“And I can’t think of a lower moment than this.”
Also attached to the post is a picture of a crying Wallake.
How was the response?
Reaction to the post on LinkedIn was mixed, with some praising Wallake for his vulnerability – but comments have called for the CEO to be grossly mishandling things.
One person wrote: “When I see this post – I see a guy who is literally just trying his best. If you’ve ever had to fire someone, that really sucks. This guy cares about his employees – he’s decided to process some of it online. Could he have tagged the employees and said how awesome they are, sure, but did he expect this post to go viral? Probably not.”
Another person said: “Funnily enough I don’t see an apology here, even though you said it was your fault. I think this post is very insensitive because while it is a very difficult thing to fire someone, it is extraordinarily difficult to be the person being fired.
“Be vulnerable, be authentic, but please also think of the audience when posting something like this. If my boss had posted a picture of himself crying because he had to fire me without an apology, I would be pissed. No, I would be furious.”
Another commented: “Oops. I’ve just been released – along with many others. If my CEO sent this, I would probably lose my mind. You cry? I cry. We cry. You still have your job. Imagine if we all posted pictures of US wines? We would never be hired because in our industries we are forced to be RESILIENT. Pour these tears into a jar and make a potion to improve the lives of the people you released.”
Users on Twitter were also much more critical of Wallake for the post.
One person tweeted: “I’m actually pissed. There is a CEO on LinkedIn who went viral for firing 30% of his employees and posting a picture of him crying.
“Is there just no more emotional intelligence after a certain level?”
“I just had an argument with a CEO who posted a selfie on LinkedIn of himself crying for laying off employees. It’s like a landlord crying on Instagram for kicking out tenants. If I was fired and I saw my company’s CEO crying about it on social media, I would lose my composure,” wrote another.
Another person asked, “My question is how many crying selfie pics did this CEO take before he chose one to post?”
“Braden Wallake (the crying LinkedIn CEO) has to do a bit, right? There’s no way someone can truly lack self-confidence. I don’t know who needs to hear this, but going out into the public space to farm sympathy after you’ve fired your people is a POS move. Point,” tweeted another user.
What did he say about the post?
In a follow-up post on LinkedIn, Wallake wrote, “Hey everyone, yes I’m the crying CEO. No, my intention was not to do it for me or to bully myself. I’m sorry it came off that way.
“It was not my place to publicly name the employees.

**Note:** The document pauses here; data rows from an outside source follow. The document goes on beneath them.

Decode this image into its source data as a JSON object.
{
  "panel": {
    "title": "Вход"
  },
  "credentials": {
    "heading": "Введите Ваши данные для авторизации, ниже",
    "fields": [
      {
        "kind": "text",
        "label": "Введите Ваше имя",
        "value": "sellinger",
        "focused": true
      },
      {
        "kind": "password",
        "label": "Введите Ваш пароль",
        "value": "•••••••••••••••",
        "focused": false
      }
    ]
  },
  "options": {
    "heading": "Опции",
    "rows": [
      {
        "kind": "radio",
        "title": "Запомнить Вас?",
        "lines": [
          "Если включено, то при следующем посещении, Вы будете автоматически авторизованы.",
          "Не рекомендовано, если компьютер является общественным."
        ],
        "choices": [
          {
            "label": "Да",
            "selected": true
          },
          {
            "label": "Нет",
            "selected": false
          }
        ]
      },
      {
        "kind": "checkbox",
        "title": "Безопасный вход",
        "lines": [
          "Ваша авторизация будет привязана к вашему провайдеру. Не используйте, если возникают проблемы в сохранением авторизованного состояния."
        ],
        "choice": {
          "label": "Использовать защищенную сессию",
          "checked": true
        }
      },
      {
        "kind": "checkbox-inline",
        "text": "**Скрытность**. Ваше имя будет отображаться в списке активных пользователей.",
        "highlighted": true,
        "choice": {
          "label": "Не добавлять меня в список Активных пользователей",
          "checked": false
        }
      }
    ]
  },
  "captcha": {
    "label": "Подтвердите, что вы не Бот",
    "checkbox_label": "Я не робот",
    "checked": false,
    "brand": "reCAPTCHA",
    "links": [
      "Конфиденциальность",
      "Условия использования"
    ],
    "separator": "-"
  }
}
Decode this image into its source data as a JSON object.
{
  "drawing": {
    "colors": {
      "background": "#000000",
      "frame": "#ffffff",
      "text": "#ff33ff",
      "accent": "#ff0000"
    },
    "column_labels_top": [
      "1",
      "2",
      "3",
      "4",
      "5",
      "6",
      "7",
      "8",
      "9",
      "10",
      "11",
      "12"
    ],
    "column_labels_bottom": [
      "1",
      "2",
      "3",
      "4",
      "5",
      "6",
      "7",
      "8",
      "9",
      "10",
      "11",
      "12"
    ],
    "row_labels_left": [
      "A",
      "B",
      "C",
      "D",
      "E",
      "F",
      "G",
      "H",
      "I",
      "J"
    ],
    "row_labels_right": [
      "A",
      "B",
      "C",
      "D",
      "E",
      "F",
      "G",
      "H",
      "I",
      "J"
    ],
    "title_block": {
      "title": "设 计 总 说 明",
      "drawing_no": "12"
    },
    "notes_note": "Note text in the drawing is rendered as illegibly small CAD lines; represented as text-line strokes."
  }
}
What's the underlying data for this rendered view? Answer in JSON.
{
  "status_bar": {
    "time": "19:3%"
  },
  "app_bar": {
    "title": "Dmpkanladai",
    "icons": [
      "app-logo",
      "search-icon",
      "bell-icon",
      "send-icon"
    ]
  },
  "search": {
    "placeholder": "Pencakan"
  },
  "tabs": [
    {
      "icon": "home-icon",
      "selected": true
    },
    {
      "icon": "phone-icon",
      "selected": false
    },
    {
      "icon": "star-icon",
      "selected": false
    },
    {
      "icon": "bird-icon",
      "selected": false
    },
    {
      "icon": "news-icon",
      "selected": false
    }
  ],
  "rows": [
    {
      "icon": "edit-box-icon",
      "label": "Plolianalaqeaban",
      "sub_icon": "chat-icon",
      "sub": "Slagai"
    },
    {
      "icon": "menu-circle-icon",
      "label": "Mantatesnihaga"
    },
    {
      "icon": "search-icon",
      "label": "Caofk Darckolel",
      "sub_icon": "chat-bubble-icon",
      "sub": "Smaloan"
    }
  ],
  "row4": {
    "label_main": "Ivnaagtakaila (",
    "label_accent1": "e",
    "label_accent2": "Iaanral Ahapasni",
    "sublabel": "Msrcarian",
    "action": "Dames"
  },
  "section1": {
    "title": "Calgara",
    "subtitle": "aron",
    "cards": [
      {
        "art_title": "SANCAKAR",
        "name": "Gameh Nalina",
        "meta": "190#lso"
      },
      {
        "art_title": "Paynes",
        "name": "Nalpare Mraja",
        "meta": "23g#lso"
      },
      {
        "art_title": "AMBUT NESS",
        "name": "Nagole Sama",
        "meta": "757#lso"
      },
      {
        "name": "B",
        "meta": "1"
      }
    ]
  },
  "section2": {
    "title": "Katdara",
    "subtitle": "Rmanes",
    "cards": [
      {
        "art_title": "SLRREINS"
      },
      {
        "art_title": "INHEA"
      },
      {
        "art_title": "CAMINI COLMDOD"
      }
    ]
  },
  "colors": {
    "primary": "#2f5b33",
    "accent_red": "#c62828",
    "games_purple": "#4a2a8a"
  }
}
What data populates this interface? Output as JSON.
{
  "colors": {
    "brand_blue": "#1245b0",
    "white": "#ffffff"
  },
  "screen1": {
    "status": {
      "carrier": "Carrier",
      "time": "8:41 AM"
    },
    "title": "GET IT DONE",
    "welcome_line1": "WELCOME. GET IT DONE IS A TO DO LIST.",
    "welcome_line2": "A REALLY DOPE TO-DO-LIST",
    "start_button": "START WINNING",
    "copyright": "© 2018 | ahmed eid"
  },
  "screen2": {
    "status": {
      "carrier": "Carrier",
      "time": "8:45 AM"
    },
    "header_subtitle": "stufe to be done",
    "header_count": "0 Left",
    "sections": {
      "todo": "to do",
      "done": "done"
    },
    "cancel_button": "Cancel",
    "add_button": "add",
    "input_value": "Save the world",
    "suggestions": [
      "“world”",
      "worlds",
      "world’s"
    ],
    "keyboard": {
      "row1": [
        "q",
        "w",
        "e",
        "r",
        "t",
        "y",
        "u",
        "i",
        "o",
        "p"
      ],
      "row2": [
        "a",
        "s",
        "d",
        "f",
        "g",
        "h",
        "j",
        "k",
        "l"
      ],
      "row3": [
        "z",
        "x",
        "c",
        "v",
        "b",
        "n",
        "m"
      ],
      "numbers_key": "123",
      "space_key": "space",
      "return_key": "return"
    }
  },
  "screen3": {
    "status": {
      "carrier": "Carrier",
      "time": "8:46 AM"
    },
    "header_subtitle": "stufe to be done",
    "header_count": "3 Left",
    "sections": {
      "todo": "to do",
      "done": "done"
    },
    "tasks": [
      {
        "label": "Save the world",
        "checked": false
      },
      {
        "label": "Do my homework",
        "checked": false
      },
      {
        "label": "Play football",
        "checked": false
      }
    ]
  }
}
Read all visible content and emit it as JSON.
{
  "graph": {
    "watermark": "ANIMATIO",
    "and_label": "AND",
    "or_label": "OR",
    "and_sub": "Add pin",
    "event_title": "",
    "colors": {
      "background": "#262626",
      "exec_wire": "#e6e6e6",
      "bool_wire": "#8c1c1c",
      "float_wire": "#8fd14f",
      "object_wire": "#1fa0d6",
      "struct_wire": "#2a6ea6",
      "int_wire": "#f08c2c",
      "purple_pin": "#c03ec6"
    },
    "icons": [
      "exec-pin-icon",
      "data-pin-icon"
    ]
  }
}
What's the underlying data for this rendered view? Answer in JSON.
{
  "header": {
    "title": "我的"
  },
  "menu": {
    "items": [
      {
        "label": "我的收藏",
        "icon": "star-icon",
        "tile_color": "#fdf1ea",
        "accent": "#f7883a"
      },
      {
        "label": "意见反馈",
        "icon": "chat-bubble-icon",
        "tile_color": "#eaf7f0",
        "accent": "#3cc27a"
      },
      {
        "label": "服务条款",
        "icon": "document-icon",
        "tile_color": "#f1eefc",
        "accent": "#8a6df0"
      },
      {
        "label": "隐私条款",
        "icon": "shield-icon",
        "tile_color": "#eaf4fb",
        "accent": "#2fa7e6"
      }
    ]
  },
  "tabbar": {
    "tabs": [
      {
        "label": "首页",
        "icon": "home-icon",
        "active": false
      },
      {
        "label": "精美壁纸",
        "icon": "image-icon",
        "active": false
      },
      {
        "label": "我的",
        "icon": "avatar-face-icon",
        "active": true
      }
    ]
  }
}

“What I want to do now is try to improve this situation and start a thread for people looking for work.
“Here it is – comment gone. This is for YOU to start a new future. To make YOU stand out.
“People looking for a new job: post your CV, the job title you want, your qualifications.
“Employers: Here you have the opportunity to hire great people.”
Wallake’s follow-up post has also received negative feedback from LinkedIn users, many of whom denounced him for making the situation worse.
One person wrote: “Why have a viral post when you can get two for the same price? Braden wasn’t and still isn’t there for anyone but himself.”
Another commented: “Sorry it came out that way? If you were really sorry you would have deleted this post and not even made this post and just started over by talking about something else. Instead, the crying post still stands, and it’s obvious that you love all the attention this brings you. I’m not sure how far this shovel can dig a hole, but I hope for you that you get to the sidewalk soon so you can start fixing the things you started.”
“Quite literally what you did. You made bad decisions and then stole the moment to victimize yourself for likes. You are now riding the 15 Minutes of Fame to promote yourself and/or your brand loosely. Delete everything and don’t do that,” wrote another.